• a resource management implementation. In other words a way to store code files and reference them in game.

There is no single branch of programming that handles all these concerns. But you will need a strong foundation in multi-threading, and a general knowledge of how an interpreter works.

The compiled executable must contain a parser that is able to read external program code. The program code need not look like C or Python or xyz - it can be any kind of descriptive data that is suitable for the purpose in question. For example swedish, or morse.

The external program code needs to have a syntax, so that the parser understands it as it reads it character by character. The syntax may describe (and code may contain) identifiers, numeric values, operators etc.

The parser is fixed (compiled) but it works on flexible, external code.

The compiled executable must have an internal API to it's relevant functionality. so that the parser can perform actions. Most likely there must be (bi-directional) access to the executable's internal data as well, or the parser must provide some kind of data storage and housekeeping.

The parser can read the external program code at executable's startup, or it can read (parts of) it ad hoc, or it can re-read it per each frame (would be inefficient), or the code can even be hand-typed and posted to the parser as it gets ready (like: "move unit X forward 5 steps"[enter]).

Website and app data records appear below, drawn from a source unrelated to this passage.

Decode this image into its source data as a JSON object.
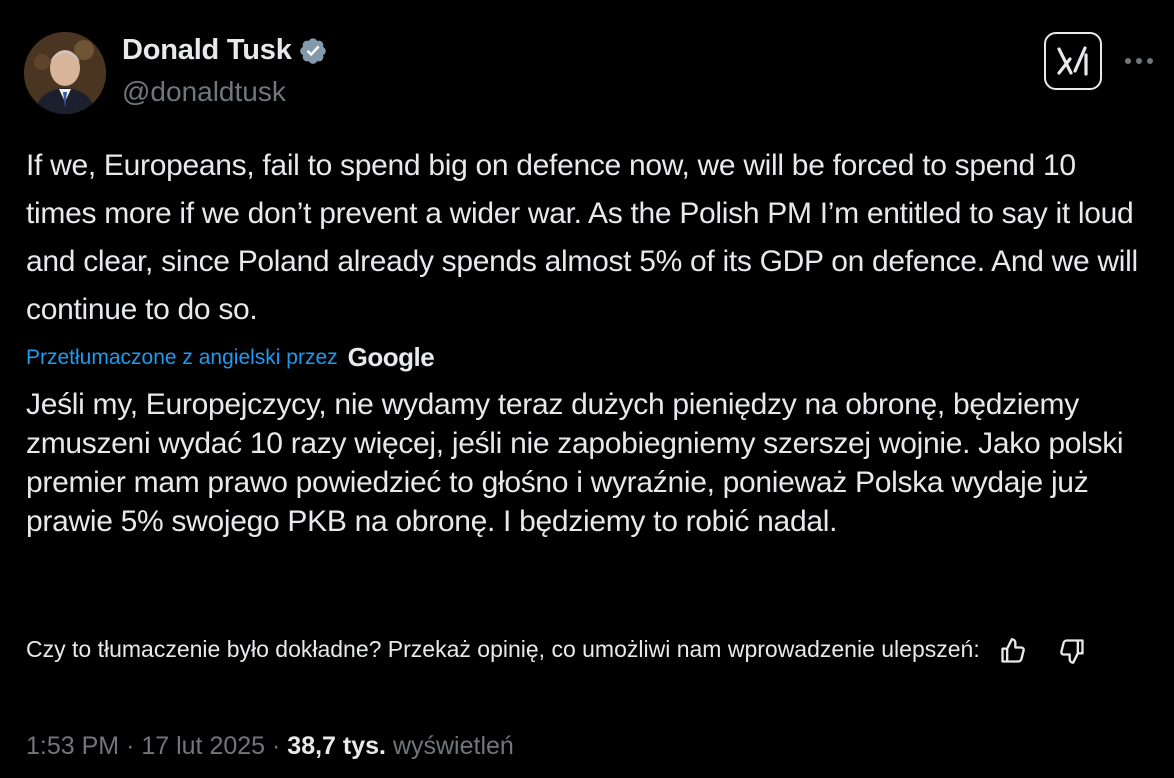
{
  "author": {
    "display_name": "Donald Tusk",
    "handle": "@donaldtusk",
    "verified_color": "#829aab"
  },
  "tweet": {
    "text": "If we, Europeans, fail to spend big on defence now, we will be forced to spend 10 times more if we don’t prevent a wider war. As the Polish PM I’m entitled to say it loud and clear, since Poland already spends almost 5% of its GDP on defence. And we will continue to do so."
  },
  "translation": {
    "link_label": "Przetłumaczone z angielski przez",
    "provider": "Google",
    "text": "Jeśli my, Europejczycy, nie wydamy teraz dużych pieniędzy na obronę, będziemy zmuszeni wydać 10 razy więcej, jeśli nie zapobiegniemy szerszej wojnie. Jako polski premier mam prawo powiedzieć to głośno i wyraźnie, ponieważ Polska wydaje już prawie 5% swojego PKB na obronę. I będziemy to robić nadal.",
    "feedback_prompt": "Czy to tłumaczenie było dokładne? Przekaż opinię, co umożliwi nam wprowadzenie ulepszeń:"
  },
  "meta": {
    "time": "1:53 PM",
    "separator": "·",
    "date": "17 lut 2025",
    "views_count": "38,7 tys.",
    "views_label": "wyświetleń"
  },
  "icons": {
    "verified": "verified-badge-icon",
    "grok": "grok-icon",
    "more": "more-options-icon",
    "thumbs_up": "thumbs-up-icon",
    "thumbs_down": "thumbs-down-icon"
  },
  "colors": {
    "background": "#000000",
    "text": "#e7e9ea",
    "secondary": "#71767b",
    "link": "#1d9bf0"
  }
}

Essentially, the external code is not fixed - it can change any year, day or minute, but still the executable need not be re-compiled. Only the resulting behaviour, hosted by the executable, changes.

The text you are reading right now is (kind of, and even more if it was spoken) interpreted because you "execute" it in your brains while reading it, without knowing what next sentence says (or even if it possibly, sneakily changes right now). As opposed to Stack Overflow (pre)compiling the entire story into bytecode in your brains, which then executes it - and ofc then it could not change any longer.

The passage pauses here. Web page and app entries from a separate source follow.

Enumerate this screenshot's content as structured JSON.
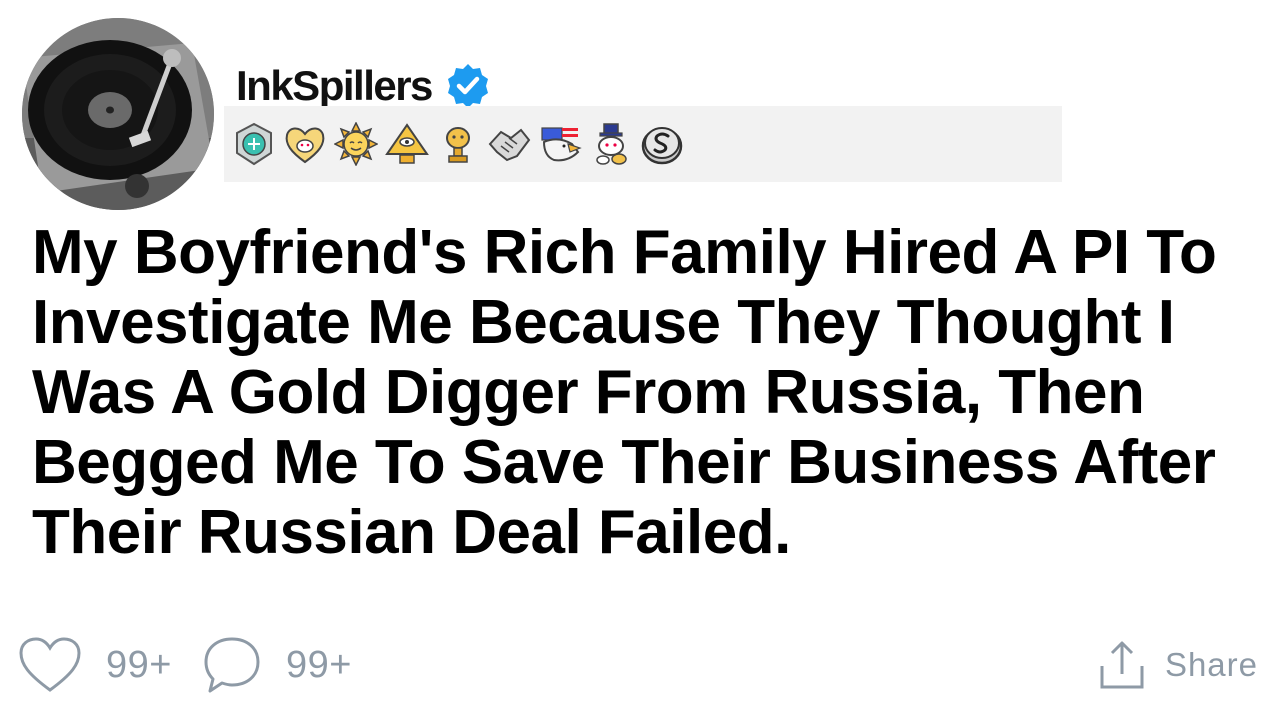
{
  "author": {
    "username": "InkSpillers",
    "verified": true,
    "verified_color": "#1d9bf0",
    "avatar_icon": "turntable-icon"
  },
  "awards": [
    {
      "icon": "silver-gem-award-icon"
    },
    {
      "icon": "heart-snoo-award-icon"
    },
    {
      "icon": "sun-face-award-icon"
    },
    {
      "icon": "illuminati-pyramid-award-icon"
    },
    {
      "icon": "gold-trophy-snoo-award-icon"
    },
    {
      "icon": "handshake-award-icon"
    },
    {
      "icon": "patriot-eagle-award-icon"
    },
    {
      "icon": "snoo-top-hat-award-icon"
    },
    {
      "icon": "silver-s-coin-award-icon"
    }
  ],
  "post": {
    "title": "My Boyfriend's Rich Family Hired A PI To Investigate Me Because They Thought I Was A Gold Digger From Russia, Then Begged Me To Save Their Business After Their Russian Deal Failed."
  },
  "footer": {
    "likes": "99+",
    "comments": "99+",
    "share_label": "Share",
    "icon_color": "#8e9aa6"
  }
}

The phenomen ongoing is interpretion. Scripting is only the act of creating a deSCRIPTion, or writing. All computer coding is imo scripting - we describe what we want to happen. The word "scripting" has got a somewhat tilted meaning, but so be fine. We know what we mean.

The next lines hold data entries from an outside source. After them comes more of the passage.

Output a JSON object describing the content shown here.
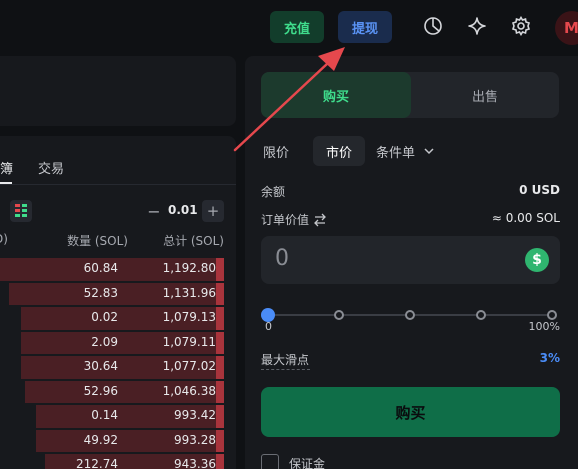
{
  "topbar": {
    "deposit_label": "充值",
    "withdraw_label": "提现",
    "icons": [
      "pie-chart-icon",
      "sparkle-icon",
      "gear-icon"
    ],
    "avatar_initial": "M"
  },
  "orderbook": {
    "tabs": [
      "簿",
      "交易"
    ],
    "step_value": "0.01",
    "minus": "−",
    "plus": "+",
    "headers": {
      "price_partial": "D)",
      "quantity": "数量 (SOL)",
      "total": "总计 (SOL)"
    },
    "rows": [
      {
        "qty": "60.84",
        "total": "1,192.80",
        "depth": 1.0
      },
      {
        "qty": "52.83",
        "total": "1,131.96",
        "depth": 0.95
      },
      {
        "qty": "0.02",
        "total": "1,079.13",
        "depth": 0.9
      },
      {
        "qty": "2.09",
        "total": "1,079.11",
        "depth": 0.9
      },
      {
        "qty": "30.64",
        "total": "1,077.02",
        "depth": 0.9
      },
      {
        "qty": "52.96",
        "total": "1,046.38",
        "depth": 0.88
      },
      {
        "qty": "0.14",
        "total": "993.42",
        "depth": 0.83
      },
      {
        "qty": "49.92",
        "total": "993.28",
        "depth": 0.83
      },
      {
        "qty": "212.74",
        "total": "943.36",
        "depth": 0.79
      }
    ]
  },
  "trade": {
    "side_tabs": {
      "buy": "购买",
      "sell": "出售"
    },
    "order_types": {
      "limit": "限价",
      "market": "市价",
      "conditional": "条件单"
    },
    "balance_label": "余额",
    "balance_value": "0 USD",
    "order_value_label": "订单价值",
    "order_value_conv": "≈ 0.00 SOL",
    "amount_value": "0",
    "currency_symbol": "$",
    "slider": {
      "min_label": "0",
      "max_label": "100%",
      "value": 0
    },
    "slippage_label": "最大滑点",
    "slippage_value": "3%",
    "buy_button": "购买",
    "margin_label": "保证金"
  },
  "colors": {
    "accent_green": "#3fdc8c",
    "accent_blue": "#4a8cf7",
    "ask_red": "#a8343c",
    "annotation_arrow": "#e5484d"
  }
}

There is absolutely nothing extraordinary with interpreted languages, and it is in no way a disputable term. A multitude of them exist, and some of the very oldest ones are interpreted as opposed to compiled. In an interpreted language one might for example type by hand:

sock = Socket.New(AddressFamily.InterNetwork, SocketType.Stream ProtocolType.Tcp) [ENTER]

... and then go for a 30... no, 45 minute coffee break :-). When returning, "sock" exists and is ready for further use by typing more by hand, or letting the interpreter's automation continue with it.

• There's a common misconception that a language that is interpreted must be slow. It's not true. Depending on the various factors that make this discussion too broad for the comments, interpreted language can be a magnitude or less slower, as fast as, or even for some operations faster than control language that's considered fast (usually C). The example with socket would probably work more or less like in C, so the example is misleading. You can also redefine compiled functions at a runtime in some languages, and interpreting doesn't simply mean "going one instruction at the time". – MatthewRock Sep 27 '16 at 10:36
• Sure, an interpreted language may perform faster as well - after all it's bytecode that executes, and the execution may be much better optimised, depending on the interpreter's automation. Additionally, some interpreters can compile, from code, parts of the code into bytecode (and execute), ad hoc The example is just an example of the freedom, "Going one instruction at time"? Well that's an oversimplification, maybe add "while the future code is flexible". – Stormwind Sep 27 '16 at 22:09
• Think of "script" more like a movie script - you still need actors, and these are defined directly in terms of biology and sociology, not theatre sciences (though these in the end are based on biology and sociology), because these languages are more suitable for that purpose but not the other :) – rackandboneman Sep 28 '16 at 11:16